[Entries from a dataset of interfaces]

======

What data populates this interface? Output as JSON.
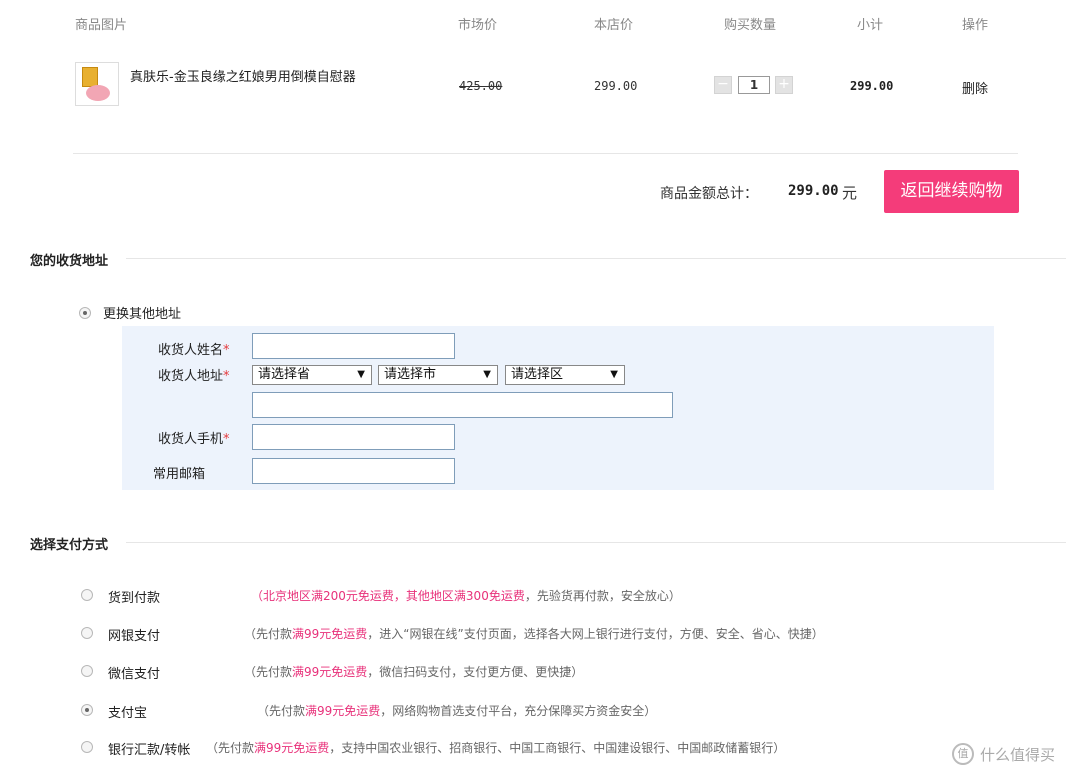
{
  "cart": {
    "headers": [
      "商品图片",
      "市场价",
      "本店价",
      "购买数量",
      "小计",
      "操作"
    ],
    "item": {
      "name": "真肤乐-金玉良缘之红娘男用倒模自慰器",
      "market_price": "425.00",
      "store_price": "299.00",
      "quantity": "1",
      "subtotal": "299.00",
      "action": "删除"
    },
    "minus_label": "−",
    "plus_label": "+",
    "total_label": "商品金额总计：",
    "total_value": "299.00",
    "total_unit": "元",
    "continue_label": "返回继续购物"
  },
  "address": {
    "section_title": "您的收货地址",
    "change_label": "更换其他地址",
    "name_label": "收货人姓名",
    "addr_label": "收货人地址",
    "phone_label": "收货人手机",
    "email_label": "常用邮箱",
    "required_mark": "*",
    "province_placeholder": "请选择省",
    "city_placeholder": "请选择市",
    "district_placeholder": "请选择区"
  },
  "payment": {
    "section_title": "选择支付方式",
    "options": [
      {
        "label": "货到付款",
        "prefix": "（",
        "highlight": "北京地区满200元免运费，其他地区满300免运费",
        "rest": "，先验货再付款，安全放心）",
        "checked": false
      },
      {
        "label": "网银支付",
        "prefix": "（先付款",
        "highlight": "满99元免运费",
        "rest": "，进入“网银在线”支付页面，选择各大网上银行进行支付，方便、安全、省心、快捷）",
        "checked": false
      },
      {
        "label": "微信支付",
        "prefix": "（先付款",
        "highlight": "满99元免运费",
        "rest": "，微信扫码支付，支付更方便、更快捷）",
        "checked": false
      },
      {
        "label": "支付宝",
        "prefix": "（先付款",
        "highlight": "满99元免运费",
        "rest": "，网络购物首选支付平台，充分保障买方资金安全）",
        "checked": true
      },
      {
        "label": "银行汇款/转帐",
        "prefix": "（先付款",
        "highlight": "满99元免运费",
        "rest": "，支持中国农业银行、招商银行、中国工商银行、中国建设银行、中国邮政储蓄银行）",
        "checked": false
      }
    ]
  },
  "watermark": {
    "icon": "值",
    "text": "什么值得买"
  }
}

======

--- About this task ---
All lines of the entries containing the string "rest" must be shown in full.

--- Solution to this exercise ---
        "rest": "，先验货再付款，安全放心）",
        "rest": "，进入“网银在线”支付页面，选择各大网上银行进行支付，方便、安全、省心、快捷）",
        "rest": "，微信扫码支付，支付更方便、更快捷）",
        "rest": "，网络购物首选支付平台，充分保障买方资金安全）",
        "rest": "，支持中国农业银行、招商银行、中国工商银行、中国建设银行、中国邮政储蓄银行）",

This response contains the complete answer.